═════ SOURCE DATA ═════
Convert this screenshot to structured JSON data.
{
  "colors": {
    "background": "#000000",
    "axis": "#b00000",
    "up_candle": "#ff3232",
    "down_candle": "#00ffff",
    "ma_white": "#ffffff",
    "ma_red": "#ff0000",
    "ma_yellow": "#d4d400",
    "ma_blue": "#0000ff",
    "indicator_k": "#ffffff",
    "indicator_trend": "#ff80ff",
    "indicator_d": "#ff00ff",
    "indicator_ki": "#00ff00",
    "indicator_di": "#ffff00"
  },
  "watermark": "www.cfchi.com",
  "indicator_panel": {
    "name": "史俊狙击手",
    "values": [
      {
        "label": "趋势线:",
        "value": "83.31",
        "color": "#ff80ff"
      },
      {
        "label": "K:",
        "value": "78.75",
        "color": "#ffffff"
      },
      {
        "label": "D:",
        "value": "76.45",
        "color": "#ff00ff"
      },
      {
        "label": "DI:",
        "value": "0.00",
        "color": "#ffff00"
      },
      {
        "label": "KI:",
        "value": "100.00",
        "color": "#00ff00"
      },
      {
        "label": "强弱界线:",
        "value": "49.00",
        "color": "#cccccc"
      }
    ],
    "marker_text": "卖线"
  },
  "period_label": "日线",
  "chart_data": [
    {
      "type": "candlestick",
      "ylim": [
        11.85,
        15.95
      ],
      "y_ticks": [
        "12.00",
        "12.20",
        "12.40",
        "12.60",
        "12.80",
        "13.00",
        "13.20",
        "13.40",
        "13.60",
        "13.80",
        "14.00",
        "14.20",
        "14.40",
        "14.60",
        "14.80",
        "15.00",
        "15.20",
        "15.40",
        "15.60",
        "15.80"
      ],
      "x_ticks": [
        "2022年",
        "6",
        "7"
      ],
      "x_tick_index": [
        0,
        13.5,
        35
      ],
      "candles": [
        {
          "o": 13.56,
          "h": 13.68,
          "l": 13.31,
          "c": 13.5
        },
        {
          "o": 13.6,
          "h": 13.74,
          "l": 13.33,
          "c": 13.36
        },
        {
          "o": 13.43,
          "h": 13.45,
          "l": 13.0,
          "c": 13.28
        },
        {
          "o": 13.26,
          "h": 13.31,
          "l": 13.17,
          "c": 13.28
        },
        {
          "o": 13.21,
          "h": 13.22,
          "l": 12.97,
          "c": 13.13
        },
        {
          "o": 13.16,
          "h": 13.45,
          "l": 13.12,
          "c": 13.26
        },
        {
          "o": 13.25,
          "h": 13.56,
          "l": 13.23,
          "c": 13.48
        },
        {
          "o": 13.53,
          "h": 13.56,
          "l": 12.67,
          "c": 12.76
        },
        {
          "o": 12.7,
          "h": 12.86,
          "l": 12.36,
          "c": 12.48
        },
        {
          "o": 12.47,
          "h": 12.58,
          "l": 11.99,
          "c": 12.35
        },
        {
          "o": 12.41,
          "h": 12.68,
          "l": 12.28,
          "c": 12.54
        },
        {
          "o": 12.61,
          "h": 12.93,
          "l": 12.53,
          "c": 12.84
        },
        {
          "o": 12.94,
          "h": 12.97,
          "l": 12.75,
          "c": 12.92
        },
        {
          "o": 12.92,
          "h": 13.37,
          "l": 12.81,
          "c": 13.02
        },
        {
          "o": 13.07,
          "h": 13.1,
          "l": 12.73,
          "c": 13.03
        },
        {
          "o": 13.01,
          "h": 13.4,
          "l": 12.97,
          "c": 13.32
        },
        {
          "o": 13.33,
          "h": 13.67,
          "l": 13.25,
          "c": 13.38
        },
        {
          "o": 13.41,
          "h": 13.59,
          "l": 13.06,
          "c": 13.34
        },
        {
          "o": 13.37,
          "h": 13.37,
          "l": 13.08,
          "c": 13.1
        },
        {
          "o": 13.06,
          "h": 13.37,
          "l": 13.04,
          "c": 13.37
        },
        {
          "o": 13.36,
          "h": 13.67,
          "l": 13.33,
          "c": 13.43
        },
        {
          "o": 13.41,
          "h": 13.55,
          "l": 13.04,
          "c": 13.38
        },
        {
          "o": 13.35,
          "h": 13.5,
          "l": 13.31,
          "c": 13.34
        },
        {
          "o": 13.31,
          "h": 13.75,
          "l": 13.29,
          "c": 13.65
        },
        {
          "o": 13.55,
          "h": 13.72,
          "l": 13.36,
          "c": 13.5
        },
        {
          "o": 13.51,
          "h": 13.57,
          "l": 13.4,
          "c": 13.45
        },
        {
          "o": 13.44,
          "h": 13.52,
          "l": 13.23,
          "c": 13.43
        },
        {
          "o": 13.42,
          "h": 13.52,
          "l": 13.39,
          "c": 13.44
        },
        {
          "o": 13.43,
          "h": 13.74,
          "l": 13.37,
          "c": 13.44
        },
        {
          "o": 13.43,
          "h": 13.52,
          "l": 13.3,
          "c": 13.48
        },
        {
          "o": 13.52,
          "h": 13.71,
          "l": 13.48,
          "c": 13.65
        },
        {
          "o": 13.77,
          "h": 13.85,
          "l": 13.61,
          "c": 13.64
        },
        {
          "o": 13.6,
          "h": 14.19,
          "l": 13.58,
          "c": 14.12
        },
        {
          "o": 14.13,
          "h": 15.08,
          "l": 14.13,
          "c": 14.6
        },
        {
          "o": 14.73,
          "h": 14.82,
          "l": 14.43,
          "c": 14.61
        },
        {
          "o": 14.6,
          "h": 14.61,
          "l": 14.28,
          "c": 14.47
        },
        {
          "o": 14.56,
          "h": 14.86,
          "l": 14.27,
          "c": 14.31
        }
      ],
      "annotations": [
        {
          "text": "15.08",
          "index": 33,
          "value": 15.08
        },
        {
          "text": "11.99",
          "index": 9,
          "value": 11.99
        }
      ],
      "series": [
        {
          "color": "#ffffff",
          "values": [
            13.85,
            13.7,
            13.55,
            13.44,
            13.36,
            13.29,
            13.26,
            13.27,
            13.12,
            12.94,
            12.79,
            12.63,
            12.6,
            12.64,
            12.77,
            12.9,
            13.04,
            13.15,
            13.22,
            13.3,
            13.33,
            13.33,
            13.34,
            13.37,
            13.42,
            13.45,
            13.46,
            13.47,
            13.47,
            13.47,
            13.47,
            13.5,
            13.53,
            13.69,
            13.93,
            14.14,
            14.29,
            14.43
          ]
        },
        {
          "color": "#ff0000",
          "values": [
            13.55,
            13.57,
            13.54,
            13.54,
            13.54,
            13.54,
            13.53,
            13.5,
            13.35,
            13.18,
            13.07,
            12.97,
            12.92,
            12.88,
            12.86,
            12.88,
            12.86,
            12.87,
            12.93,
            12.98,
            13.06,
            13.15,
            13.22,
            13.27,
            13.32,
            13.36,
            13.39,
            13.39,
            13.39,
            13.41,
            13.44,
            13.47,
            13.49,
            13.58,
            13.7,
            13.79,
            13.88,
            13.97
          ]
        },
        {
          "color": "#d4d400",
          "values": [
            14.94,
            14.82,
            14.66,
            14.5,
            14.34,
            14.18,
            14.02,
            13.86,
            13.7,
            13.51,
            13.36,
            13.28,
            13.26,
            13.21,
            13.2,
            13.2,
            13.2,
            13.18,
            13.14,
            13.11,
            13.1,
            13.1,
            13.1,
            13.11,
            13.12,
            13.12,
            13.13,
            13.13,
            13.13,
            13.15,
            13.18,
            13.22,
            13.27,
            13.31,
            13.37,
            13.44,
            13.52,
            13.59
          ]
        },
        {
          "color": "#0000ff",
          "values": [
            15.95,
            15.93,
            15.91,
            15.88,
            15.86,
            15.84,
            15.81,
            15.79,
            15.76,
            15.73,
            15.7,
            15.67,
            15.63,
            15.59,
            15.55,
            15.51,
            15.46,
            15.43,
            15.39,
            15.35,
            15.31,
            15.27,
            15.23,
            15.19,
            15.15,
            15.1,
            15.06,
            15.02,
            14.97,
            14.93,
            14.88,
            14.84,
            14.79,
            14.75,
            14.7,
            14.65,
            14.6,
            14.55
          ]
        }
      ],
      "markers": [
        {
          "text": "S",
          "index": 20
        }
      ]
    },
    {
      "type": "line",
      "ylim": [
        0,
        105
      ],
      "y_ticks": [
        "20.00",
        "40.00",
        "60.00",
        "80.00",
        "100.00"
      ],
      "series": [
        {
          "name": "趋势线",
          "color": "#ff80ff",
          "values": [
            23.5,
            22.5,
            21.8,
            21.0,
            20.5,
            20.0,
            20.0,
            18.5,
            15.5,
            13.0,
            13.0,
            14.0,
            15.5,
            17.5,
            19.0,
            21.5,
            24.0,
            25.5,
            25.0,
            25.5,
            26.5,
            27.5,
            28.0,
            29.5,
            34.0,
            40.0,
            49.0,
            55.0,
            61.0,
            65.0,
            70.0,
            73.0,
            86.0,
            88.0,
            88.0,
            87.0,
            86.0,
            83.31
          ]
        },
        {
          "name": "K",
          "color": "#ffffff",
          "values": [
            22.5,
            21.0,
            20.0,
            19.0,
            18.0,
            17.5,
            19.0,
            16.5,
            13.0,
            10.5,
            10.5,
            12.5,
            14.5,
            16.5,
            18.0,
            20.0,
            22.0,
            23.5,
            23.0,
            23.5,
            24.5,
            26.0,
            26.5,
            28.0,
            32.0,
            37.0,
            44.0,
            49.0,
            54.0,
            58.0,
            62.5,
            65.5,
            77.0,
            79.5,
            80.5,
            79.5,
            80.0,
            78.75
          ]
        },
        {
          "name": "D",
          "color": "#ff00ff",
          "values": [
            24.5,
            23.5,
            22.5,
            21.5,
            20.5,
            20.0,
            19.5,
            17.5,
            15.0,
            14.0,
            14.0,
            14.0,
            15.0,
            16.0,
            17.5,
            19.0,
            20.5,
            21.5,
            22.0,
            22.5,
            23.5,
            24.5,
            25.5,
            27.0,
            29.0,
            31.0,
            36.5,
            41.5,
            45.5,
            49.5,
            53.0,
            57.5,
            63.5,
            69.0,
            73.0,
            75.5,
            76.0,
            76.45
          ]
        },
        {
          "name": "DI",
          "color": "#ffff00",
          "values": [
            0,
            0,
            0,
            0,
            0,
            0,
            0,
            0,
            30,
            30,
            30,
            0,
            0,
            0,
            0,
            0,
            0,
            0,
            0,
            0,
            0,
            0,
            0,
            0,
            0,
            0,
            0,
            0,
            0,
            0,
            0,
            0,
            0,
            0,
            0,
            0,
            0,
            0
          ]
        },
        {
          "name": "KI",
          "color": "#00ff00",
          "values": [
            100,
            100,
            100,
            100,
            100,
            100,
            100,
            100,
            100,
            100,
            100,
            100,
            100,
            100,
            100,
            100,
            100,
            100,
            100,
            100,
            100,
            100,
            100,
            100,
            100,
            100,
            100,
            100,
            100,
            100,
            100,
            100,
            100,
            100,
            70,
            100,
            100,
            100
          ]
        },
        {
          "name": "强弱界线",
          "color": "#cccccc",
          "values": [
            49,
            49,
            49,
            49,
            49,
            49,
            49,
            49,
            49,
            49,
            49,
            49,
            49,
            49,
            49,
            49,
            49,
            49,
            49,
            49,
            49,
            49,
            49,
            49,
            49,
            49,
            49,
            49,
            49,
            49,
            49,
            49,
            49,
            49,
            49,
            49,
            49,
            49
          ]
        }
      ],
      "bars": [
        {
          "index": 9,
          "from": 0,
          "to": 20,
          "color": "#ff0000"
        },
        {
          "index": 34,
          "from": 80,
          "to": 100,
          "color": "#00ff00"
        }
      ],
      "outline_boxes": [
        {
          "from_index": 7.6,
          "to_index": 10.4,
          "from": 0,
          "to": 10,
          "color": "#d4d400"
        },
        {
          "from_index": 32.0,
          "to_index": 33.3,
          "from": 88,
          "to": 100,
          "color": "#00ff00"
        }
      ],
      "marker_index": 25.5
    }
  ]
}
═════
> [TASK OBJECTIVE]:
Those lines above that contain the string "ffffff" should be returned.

> [OUTPUT OF THE EXERCISE]:
    "ma_white": "#ffffff",
    "indicator_k": "#ffffff",
        "color": "#ffffff"
          "color": "#ffffff",
          "color": "#ffffff",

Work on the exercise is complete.